The Easiest Way to Quilt as You Go?
Are you looking for ways to speed up your quilting (and have more fun while you sew?) Then let me introduce you to the quick, simple, and versatile rag quilt. Here's why rag quilts have become my favorites:
- You can make your quilt in small sections. A rag quilt is layered and quilted one block at a time. THEN you sew the blocks together into a whole quilt. I can't tell you how much easier this is than painstakingly basting an entire quilt top and wrestling the bulky quilt sandwich under the throat of your sewing machine.
- Precision not required. The ragged seam lines between the blocks cover up any errors you make when you cut the blocks or when you sew them together.
- The look of sashing, without the trouble of actually making sashing! A rag quilt's seams are snipped so the back layer of the quilt shows on the front side. This provides a built-in sashed look that is a lot easier to make than actual sashing.
- Good for machine quilting practice.

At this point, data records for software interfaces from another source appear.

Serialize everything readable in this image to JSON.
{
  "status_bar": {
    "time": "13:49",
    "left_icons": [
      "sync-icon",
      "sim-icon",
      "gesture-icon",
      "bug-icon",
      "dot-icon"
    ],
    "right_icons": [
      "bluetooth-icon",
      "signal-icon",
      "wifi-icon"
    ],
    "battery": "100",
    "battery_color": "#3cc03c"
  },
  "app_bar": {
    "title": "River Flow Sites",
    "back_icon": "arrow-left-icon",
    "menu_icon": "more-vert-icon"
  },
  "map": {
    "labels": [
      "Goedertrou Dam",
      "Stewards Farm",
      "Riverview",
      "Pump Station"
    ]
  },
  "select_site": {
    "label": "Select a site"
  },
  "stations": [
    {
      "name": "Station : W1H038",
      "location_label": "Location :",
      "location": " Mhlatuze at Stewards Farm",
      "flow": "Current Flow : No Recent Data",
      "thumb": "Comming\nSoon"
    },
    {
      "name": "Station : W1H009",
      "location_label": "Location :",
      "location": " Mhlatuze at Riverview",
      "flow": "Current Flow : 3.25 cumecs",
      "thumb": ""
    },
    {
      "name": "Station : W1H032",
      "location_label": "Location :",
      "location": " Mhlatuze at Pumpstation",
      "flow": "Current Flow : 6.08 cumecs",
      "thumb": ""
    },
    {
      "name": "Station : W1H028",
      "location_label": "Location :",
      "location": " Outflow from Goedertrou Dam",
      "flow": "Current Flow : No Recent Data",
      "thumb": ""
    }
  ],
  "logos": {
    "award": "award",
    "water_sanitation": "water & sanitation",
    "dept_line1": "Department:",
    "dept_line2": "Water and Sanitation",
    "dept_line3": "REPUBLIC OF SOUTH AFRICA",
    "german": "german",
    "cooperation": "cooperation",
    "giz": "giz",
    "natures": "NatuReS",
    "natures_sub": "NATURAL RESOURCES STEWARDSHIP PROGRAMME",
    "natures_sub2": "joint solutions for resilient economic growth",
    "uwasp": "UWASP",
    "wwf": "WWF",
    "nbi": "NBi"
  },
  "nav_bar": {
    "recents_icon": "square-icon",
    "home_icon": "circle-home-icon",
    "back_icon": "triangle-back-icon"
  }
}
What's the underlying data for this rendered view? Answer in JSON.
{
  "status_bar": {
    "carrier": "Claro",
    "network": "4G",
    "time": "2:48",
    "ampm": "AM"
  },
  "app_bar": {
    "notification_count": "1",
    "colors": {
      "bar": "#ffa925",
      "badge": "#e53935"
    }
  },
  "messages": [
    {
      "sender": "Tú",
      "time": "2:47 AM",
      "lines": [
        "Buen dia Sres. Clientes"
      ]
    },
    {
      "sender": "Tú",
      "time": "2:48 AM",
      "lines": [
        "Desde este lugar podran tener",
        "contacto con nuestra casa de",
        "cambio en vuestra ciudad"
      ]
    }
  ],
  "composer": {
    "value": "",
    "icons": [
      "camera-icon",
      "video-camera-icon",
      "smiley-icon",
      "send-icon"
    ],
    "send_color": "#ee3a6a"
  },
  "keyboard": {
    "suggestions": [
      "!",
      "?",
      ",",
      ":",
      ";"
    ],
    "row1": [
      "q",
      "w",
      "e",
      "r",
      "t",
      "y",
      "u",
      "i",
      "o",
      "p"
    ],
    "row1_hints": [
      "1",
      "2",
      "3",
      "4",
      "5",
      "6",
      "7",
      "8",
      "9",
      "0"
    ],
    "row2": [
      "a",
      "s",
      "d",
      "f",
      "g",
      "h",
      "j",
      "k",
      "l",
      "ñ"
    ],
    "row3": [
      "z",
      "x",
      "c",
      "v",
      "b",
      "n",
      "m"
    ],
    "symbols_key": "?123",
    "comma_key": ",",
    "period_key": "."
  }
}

Your quilting can be as simple as sewing an "X" across the center of each block (yes, that's all you need!) You can also use the blocks to practice new free-motion quilting patterns. Quilting as you go is also a good way to get better at free-motion quilting.
- No binding! Instead of assembling the traditional binding strips and sewing them to the quilt, I add a border all around the quilt and knot it into a fringe. The end results looks less formal and (I think) more homey than a traditional quilt.
Adapt Rag Quilt Fabrics for Warm and Cold Climates
Like every other quilt, a rag quilt consists of multiple layers of fabric that are permanently stitched together. Rag quilts are sewed together in a way that shows all three layers on the top of the quilt. Because every layer shows, rag quilters usually dispense with standard batting and use a middle layer of fabric instead. Flannel is popular for rag quilt layers because it is softer and warmer than ordinary quilter's cotton. Here are three different ways to layer a rag quilt for different climates:
- Warm climate: three layers of cotton (or bamboo) quilt fabric.
- Medium climate: three layers of flannel. If you use flannel, I recommend washing and drying it at least twice before sewing, to minimize shrinkage.
- Cold climate: a top layer of quilter's cotton or flannel, and a bottom layer of polyester fleece.